- 3.If the Nickname or RealName models are used:
- 1.the app does not need to request the Recipient name from the Sender. It only requires the alias or account details.
- 2.The app must show the name as provided by the Destination Bank to the Sender before they confirm the payment
- 4.If the Comparison Model is used, the Source bank must ask the Sender for the expected Recipient name at the same time as the alias or account number.
- 1.The app must show the degree of match to the sender and ask them to check or review the name, before they confirm the payment.
In general, Option 2, where the Destination Bank provides the real name on account, offers the most confidence for the Sender. However, this may raise privacy concerns for account holders and may indeed be prohibited by the bank’s terms and conditions or by broader data protection legislation.
Option 3 - the matching model – addresses some data protection concerns but has a higher chance of error because the Sender may not know the exact full name of the recipient. For example, they may know the recipient by a nickname, short name or middle name.
The following table lists the different options in order of preference (in our view). However, national regulatory and legal factors may choose different IPSs to make different choices.
Confirmation of Payee does create the possibility that a malicious user could enter multiple account details or aliases (such as randomly selected phone numbers) to identify the names of the owners of those phone numbers. In some cases, this could be useful information for fraudsters.
There are two protections against this:
- Many alias schemes have a limit on how many alias lookups can be done by a user without making a payment. For example, a user who enters five different phone numbers as aliases in five minutes and does not make a single payment, may be phishing for account names and would get “timed out” for an increasing period of time. Repeated misuse would lead to that account being locked.
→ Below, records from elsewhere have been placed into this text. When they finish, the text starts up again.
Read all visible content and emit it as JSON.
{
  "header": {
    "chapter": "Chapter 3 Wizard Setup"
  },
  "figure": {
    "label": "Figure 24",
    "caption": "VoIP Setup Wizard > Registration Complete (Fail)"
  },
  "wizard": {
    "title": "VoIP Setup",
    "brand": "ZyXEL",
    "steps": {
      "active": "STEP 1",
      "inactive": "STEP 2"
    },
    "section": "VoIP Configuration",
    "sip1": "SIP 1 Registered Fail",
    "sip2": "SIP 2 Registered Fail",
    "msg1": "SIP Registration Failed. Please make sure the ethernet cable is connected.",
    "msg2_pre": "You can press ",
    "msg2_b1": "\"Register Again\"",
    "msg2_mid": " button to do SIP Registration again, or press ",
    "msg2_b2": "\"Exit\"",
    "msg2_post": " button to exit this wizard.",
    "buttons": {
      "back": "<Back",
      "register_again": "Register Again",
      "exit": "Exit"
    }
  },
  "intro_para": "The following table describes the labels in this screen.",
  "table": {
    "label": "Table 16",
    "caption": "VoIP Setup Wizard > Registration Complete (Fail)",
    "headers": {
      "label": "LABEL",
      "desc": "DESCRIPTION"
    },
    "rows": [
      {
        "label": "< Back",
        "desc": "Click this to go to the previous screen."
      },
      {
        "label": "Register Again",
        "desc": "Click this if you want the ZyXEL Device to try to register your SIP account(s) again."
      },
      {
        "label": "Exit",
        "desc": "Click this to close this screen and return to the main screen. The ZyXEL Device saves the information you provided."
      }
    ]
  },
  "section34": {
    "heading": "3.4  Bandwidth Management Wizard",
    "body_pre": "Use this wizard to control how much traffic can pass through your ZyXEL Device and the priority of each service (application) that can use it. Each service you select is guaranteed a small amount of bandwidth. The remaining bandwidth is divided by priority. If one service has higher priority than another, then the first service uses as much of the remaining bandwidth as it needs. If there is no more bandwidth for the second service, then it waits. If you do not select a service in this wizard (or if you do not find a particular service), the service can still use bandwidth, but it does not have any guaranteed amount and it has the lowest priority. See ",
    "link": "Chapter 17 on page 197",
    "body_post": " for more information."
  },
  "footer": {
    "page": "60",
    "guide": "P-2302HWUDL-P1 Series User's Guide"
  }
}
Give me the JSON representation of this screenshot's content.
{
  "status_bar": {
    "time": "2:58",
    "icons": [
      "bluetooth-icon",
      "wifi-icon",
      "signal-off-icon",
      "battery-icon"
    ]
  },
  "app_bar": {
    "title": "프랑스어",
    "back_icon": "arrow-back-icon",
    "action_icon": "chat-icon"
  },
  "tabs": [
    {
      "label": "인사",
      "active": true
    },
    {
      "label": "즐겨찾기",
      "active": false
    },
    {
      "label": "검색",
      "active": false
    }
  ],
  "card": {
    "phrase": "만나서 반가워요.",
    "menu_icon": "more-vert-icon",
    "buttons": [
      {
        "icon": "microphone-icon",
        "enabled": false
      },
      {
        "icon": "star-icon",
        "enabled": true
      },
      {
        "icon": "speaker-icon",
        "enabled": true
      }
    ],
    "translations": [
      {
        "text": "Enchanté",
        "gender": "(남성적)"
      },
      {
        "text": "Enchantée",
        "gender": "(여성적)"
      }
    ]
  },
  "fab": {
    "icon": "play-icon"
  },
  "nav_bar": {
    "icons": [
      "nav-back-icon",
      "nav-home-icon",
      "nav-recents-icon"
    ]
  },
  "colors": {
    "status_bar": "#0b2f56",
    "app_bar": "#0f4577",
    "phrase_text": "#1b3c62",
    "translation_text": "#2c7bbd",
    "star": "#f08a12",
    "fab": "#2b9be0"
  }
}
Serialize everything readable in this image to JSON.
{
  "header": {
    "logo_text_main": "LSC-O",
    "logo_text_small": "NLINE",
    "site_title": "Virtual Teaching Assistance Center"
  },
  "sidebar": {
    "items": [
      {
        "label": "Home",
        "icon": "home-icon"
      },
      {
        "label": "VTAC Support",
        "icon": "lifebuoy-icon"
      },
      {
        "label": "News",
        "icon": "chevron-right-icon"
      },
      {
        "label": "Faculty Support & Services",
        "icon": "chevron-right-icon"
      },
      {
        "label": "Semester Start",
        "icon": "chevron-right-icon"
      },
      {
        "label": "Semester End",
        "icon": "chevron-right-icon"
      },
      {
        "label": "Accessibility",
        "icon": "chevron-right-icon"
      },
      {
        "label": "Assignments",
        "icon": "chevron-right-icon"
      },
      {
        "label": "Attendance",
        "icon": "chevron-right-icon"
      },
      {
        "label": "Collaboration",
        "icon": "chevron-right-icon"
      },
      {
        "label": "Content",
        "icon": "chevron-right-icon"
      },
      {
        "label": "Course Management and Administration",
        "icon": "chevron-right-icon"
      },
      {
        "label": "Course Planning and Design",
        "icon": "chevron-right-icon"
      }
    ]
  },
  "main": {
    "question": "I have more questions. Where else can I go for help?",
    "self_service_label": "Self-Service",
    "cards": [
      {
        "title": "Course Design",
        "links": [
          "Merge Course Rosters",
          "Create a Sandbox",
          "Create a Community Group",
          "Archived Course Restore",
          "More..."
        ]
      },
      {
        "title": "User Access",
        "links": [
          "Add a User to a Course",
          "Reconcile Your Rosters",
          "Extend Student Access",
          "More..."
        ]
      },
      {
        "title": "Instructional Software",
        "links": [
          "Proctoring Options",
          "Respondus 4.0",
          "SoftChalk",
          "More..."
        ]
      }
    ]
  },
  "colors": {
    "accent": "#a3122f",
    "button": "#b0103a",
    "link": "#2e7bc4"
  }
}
Nexus would rely on the safeguards defined in each country, rather than adding its own additional safeguards.
- As mentioned above, many alias schemes ask users to define a nickname that will be shown to potential senders; so that users who are concerned about their name being revealed can choose a nickname that is abbreviated or unrelated to the real name.